The LuiKotale Bonobo Project (LKBP) can look back to an almost 20-year history in the Salonga Landscape. The researchers in charge, Gottfried Hohmann and Barbara Fruth, started to habituate and study bonobos at LuiKotale in 2001. (From 1990 till 1998 they had done that already at Lomako. Due to the second Congo War that site had to be abandoned.)
Since 2001, their research focuses on various aspects of bonobo behavioral ecology, and other ecologically relevant topics including assessments of the local flora and its use by local people. The project has an active role in the Salonga Biomonitoring Program.
So far, 160 enthusiasts from 22 different nationalities contributed to the LKBP. Today, two habituated communities of bonobos consisting of 70 individuals are followed on a day-to-day basis by researchers and their assistants to learn how they interact with each other, and with their immediate environment.
At LuiKotale ties with the local communities are strong. The project brought together two originally almost adverse parties: local villagers being subsistence hunters teamed up with the national wildlife authority ICCN running regular patrols to prevent poachers from afar. By that, the study site and its surroundings were secured from wildlife raiding.
LKBP also invested into an environmental education campaign with the goal to raise awareness for sustainability and to strengthen conservation of bonobos and other wildlife.

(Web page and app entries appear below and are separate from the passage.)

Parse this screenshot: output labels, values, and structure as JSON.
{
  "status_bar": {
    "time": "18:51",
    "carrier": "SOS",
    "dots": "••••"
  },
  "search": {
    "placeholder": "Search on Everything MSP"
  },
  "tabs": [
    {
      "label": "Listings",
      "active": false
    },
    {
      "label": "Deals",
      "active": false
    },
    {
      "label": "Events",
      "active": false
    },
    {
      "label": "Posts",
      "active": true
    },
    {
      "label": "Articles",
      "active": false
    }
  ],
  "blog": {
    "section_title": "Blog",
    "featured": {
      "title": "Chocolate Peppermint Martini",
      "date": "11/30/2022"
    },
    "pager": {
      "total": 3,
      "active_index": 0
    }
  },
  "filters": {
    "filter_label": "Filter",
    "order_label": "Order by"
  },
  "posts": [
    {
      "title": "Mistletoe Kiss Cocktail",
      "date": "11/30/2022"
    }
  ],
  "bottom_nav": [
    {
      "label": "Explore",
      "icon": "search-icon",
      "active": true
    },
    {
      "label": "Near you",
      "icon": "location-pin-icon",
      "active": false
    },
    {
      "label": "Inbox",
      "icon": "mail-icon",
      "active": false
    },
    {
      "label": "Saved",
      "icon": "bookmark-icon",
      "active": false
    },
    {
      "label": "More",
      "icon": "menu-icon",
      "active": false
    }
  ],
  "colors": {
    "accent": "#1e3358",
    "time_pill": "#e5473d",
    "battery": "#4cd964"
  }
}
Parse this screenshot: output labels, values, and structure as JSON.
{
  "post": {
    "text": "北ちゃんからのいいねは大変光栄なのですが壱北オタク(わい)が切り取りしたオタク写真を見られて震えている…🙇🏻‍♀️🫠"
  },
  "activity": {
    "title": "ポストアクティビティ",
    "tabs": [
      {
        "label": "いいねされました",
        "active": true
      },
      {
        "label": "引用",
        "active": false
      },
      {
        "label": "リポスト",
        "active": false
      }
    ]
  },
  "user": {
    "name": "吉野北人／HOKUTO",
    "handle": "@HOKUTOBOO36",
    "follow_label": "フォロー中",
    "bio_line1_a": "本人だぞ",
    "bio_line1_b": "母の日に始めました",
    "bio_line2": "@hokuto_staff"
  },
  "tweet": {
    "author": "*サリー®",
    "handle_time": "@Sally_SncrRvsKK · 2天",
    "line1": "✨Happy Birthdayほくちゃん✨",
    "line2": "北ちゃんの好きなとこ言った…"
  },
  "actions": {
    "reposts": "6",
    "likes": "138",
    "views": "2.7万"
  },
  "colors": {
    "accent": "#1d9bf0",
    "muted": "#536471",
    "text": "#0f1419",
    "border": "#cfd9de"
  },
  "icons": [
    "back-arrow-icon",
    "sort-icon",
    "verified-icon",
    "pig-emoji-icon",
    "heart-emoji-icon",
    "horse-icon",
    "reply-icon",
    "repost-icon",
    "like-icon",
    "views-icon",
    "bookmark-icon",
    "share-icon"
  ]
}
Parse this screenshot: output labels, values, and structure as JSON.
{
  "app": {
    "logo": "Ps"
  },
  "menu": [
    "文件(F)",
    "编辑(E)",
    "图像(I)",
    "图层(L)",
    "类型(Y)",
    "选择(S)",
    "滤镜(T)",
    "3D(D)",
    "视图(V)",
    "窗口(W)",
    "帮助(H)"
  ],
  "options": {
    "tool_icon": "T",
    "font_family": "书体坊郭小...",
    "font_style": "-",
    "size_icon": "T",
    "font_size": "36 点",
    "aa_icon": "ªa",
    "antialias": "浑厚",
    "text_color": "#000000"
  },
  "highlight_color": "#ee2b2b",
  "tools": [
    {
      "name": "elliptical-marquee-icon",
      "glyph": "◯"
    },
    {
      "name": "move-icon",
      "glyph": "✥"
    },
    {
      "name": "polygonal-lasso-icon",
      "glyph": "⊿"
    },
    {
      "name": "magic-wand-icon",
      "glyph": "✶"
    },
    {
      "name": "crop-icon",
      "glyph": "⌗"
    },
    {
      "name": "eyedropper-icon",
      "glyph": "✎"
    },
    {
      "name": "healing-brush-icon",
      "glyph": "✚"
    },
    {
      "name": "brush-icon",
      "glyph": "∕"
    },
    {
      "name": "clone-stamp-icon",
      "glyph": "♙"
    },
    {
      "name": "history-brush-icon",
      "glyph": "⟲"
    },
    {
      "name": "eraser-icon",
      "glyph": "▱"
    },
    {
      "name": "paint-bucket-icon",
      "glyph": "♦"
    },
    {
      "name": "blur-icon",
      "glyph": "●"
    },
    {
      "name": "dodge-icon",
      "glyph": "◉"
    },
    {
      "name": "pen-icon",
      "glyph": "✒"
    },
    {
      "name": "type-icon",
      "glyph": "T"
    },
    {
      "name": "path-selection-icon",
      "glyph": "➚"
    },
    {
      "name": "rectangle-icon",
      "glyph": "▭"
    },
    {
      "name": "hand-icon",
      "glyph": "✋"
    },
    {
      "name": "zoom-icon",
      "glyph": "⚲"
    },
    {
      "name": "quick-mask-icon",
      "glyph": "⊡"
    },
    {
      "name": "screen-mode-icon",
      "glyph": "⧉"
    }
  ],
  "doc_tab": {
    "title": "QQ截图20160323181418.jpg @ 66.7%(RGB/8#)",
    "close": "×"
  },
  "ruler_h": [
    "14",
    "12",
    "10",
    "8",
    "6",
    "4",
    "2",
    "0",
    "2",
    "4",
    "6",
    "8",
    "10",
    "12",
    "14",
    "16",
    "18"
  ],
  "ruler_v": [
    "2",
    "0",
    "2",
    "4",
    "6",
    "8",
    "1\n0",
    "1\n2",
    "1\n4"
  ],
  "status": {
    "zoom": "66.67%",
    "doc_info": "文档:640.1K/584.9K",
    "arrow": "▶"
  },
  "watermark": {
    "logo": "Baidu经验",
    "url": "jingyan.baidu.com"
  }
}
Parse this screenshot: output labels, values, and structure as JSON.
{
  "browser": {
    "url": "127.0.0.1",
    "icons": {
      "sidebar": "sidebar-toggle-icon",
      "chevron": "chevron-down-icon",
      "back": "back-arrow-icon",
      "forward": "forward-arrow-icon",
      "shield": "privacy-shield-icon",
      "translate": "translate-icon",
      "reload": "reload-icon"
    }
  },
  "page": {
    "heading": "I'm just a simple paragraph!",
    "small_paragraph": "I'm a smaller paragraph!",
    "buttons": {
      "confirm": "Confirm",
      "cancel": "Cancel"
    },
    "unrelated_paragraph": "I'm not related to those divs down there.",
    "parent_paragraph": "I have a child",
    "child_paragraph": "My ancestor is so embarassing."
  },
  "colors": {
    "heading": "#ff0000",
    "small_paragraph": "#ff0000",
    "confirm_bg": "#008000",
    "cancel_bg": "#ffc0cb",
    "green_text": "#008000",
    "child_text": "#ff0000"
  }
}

The researchers of the LKBP supported decisively the animal & tree inventory of Salonga National Park South that was carried out between 2016 and 2018.